Superheroes are real
Scientists demonstrated the effect of the all-optical switching between streams of photons using non-linear metamaterials. The Lomonosov Moscow State University staff planned the whole study, conducted calculations and experiments, while their German colleagues made samples of metamaterials. The work is published in Scientific Reports.
An international team of scientists led by MSU researchers for the first time managed to demonstrate the effect of all-optical switching between streams of photons, born during the third harmonic generation process. According to Maxim Scherbakov, the researcher of the Laboratory of Nanophotonic metamaterials, Moscow State University, the work will make it possible to use the metamaterials to create high-speed communication technologies in future.
Metamaterials: when 1 + 1 = 3
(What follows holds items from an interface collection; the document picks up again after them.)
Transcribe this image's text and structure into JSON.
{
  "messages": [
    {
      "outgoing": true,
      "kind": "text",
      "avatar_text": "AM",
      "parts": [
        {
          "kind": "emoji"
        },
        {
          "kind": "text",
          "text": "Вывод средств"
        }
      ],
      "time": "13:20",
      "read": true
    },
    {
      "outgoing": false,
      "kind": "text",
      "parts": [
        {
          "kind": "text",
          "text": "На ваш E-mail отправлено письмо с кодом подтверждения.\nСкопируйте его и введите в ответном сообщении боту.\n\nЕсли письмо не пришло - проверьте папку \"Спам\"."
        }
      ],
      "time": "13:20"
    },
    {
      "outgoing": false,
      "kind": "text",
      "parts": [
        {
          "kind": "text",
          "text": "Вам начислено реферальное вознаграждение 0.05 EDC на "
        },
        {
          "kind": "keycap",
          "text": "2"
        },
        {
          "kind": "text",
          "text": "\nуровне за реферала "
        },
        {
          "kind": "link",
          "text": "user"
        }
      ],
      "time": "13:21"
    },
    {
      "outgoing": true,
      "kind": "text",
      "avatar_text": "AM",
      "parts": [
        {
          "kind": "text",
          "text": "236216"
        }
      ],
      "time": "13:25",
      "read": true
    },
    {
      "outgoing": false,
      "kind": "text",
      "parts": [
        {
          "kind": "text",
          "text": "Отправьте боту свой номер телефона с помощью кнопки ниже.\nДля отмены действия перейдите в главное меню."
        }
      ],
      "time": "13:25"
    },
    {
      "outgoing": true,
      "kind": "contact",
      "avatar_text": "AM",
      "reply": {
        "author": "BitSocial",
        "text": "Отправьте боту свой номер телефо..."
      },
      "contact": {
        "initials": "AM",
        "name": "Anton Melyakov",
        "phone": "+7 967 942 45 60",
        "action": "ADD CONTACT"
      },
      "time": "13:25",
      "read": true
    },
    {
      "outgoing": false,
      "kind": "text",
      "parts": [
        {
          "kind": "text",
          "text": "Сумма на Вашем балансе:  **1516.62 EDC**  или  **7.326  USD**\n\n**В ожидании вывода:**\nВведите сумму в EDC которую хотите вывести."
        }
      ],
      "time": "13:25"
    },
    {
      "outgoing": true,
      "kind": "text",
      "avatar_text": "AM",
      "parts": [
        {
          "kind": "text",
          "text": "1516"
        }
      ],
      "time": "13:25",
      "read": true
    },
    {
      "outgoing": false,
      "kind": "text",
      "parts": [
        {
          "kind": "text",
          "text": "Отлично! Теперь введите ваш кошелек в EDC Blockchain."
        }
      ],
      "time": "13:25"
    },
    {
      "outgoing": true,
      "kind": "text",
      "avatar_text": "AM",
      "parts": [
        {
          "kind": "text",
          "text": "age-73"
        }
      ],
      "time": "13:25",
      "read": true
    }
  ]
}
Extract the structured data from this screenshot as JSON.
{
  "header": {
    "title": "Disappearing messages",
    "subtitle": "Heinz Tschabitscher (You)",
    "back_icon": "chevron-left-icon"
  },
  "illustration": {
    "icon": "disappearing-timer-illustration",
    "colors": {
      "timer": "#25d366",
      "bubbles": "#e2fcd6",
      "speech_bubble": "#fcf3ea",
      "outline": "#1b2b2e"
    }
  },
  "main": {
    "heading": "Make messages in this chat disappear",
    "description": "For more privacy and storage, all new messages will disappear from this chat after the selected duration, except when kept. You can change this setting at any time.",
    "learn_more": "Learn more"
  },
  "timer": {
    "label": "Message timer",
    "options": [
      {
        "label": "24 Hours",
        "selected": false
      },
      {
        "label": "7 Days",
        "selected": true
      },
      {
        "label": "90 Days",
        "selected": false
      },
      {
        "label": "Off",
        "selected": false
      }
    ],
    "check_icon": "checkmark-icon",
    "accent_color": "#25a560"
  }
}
Sometimes, a team of a few people can achieve far more than the sum of their individual achievements would provide, as if, teaming up, they acquire new and useful properties. The same is true for metamaterials. And if in the example of the people in the team, when instead of the simple sum of the known quantities we gain something completely different, the situation is explained by various psychological effects, in the case of metamaterials such 'super-powers' as invisibility (only in microwave range and two-dimensional space, though), seeing through walls, optical zooming and negative refractive index are artificially created by the ordered structure of alternating layers of quite common substances. However, if combined, they behave as a completely new material with unique electromagnetic properties that can manipulate photons, i.e. light, in a new way.
The metamaterials which the authors of the article worked with have fishnet-looking structure with the main 'threads' consisting of gold and magnesium oxide. They belong to a class of nonlinear metamaterials, whose unusual optical properties can be used, for example, to simplify the processing of information and to create new devices that operate much faster than contermporary electronic devices.
Masters of light
Photons, unlike electrons that move through the wires of electronic devices, have no charge and rest mass, so they can perform in formation transfer much faster. There is a problem, though, in developing photonic transistors as compact as modern electronic ones.
For this purpose, metal and semiconductor nanoparticles, microcavities, photonic crystals, and other man-made structures were suggested. A disadvantage of these media is that for observing all-optical switching in them, a powerful laser radiation is required. However, the nonlinear metamaterials, as reported in the article, have a higher sensitivity to femtosecond laser pulses than linear ones, which gives the former an advantage in the management of light flows by the means of these pulses.
'In the conventional all-optical switching devices, one photon flux controls another thread about the same as it happens in electronic transistors with electron flows. In our previous work, we irradiated a silicon nanostructure with two laser pulses, and the transmission of a pulse varied depending on whether the second pulse is present,' says the study co-author, PhD in physical and mathematical sciences Maxim Shcherbakov.
Birth of photons
During the Maxim Scherbakov and his colleagues' work at the Nanophotonics of Metamaterials Laboratory, the experiments demonstrated that photon flow scan control the processes of photon merging with one another.
'There is an interesting effect in optics, that can occur when three photons merge into one with tripled energy — almost as during thermonuclear fusion. This effect is called the third harmonic generation. In our work, we also (and for the first time, to the best of our knowledge) observed both effects: all-optical switching and third-harmonic generation. In other words, we control the process of photon synthesis with an external optical pulse. It is very important for integrated photonics, where the full control over all possible processes involving light is required,' Maxim Scherbakov notes, emphasizing that the high sensitivity of nonlinear metamaterials allows to use them to create high-speed communications technologies in the future.